◆ **What is expected**
Reprint each record exactly. Pictures are not reprinted.

◆ **Recorded data**

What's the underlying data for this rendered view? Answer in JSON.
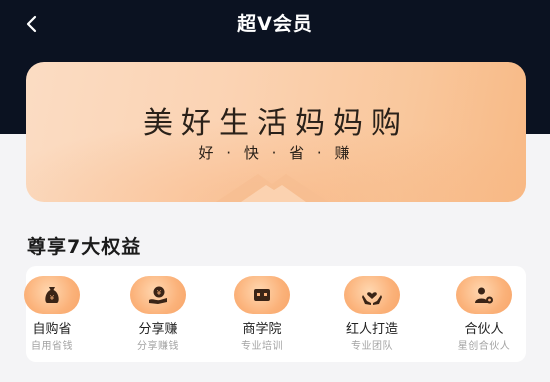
{
  "header": {
    "title": "超V会员"
  },
  "banner": {
    "title": "美好生活妈妈购",
    "subtitle": "好 · 快 · 省 · 赚"
  },
  "benefits_section": {
    "title": "尊享7大权益",
    "items": [
      {
        "label": "自购省",
        "sub": "自用省钱",
        "icon": "money-bag-icon"
      },
      {
        "label": "分享赚",
        "sub": "分享赚钱",
        "icon": "coin-hand-icon"
      },
      {
        "label": "商学院",
        "sub": "专业培训",
        "icon": "ticket-icon"
      },
      {
        "label": "红人打造",
        "sub": "专业团队",
        "icon": "heart-hands-icon"
      },
      {
        "label": "合伙人",
        "sub": "星创合伙人",
        "icon": "partner-icon"
      }
    ]
  },
  "colors": {
    "nav_bg": "#0b1221",
    "banner_gradient_start": "#fbdcc3",
    "banner_gradient_end": "#f8b985",
    "icon_orange": "#f7a467"
  }
}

◆ **Worked solution**
What's the underlying data for this rendered view? Answer in JSON.
{
  "header": {
    "title": "超V会员"
  },
  "banner": {
    "title": "美好生活妈妈购",
    "subtitle": "好 · 快 · 省 · 赚"
  },
  "benefits_section": {
    "title": "尊享7大权益",
    "items": [
      {
        "label": "自购省",
        "sub": "自用省钱",
        "icon": "money-bag-icon"
      },
      {
        "label": "分享赚",
        "sub": "分享赚钱",
        "icon": "coin-hand-icon"
      },
      {
        "label": "商学院",
        "sub": "专业培训",
        "icon": "ticket-icon"
      },
      {
        "label": "红人打造",
        "sub": "专业团队",
        "icon": "heart-hands-icon"
      },
      {
        "label": "合伙人",
        "sub": "星创合伙人",
        "icon": "partner-icon"
      }
    ]
  },
  "colors": {
    "nav_bg": "#0b1221",
    "banner_gradient_start": "#fbdcc3",
    "banner_gradient_end": "#f8b985",
    "icon_orange": "#f7a467"
  }
}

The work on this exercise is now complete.